Oh, and you have a really good point about layout. I do love doing layouts, which is the downside of the "slideshow" format. Yeah. This gives me some things to think about, for sure. :)
synergy
Mar. 2nd, 2008 05:21 am (UTC)
I think you are in a quandary because you have a dilemma. :)
here_be_dragons
Mar. 2nd, 2008 06:03 am (UTC)
Yeah! That sounds right. I knew someone would know. :)
elfundeb
Mar. 5th, 2008 03:45 am (UTC)
I should not be giving advice because I have two archive boxes of photos in my attic, and two shelves worth of old albums that need to be replaced.

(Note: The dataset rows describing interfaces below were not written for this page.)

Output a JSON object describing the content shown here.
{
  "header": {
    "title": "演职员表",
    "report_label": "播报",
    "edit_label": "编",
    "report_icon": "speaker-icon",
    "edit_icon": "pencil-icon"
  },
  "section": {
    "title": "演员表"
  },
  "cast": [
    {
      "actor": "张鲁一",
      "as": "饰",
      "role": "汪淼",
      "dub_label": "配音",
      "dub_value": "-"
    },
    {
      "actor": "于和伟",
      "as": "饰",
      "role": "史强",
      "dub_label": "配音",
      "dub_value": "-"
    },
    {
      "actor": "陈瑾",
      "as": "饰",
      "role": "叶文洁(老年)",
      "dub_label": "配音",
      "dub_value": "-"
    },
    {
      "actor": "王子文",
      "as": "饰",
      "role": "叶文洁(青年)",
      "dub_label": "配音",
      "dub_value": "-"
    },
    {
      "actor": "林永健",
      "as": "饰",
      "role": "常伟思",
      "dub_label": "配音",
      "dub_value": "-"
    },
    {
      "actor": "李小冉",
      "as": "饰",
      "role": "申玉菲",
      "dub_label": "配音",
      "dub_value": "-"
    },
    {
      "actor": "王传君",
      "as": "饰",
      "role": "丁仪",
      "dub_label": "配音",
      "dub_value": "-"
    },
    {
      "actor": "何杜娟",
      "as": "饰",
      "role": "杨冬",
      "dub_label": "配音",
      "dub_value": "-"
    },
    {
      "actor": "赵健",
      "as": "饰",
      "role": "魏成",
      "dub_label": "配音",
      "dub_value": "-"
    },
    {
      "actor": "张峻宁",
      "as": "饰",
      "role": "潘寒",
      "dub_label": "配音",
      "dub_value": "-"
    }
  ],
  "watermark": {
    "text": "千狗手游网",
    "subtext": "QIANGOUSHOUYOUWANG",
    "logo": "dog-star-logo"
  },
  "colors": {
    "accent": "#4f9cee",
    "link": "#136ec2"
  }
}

I have mostly gone digital, and think that's the best for the vast majority of my photos (I'm also a ruthless cutter of bad photos), but I have a baby album for each child (neither is finished, even though they're teenagers). My cousin, an avid scrapbooker, also did something I might try to emulate: when each of her children graduated from high school, she presented them with a highlights album with a montage of memories from infancy onwards -- but organized by theme instead of chronologically.

I also have tried my hand at slideshows. I made one from our Colombia trip, with captions and authentic music. Even though there are nearly 200 pictures, the whole show takes only 10 minutes to watch, and with the music it's not torture for someone who wasn't there to watch. (Well, the only outsider I've inflicted this on was my mother.) I would only do this for special events, though.

I think you're on the right track, scanning most of your stuff.
( 22 comments — Leave a comment )
Powered by LiveJournal.com
Designed by Teresa Jones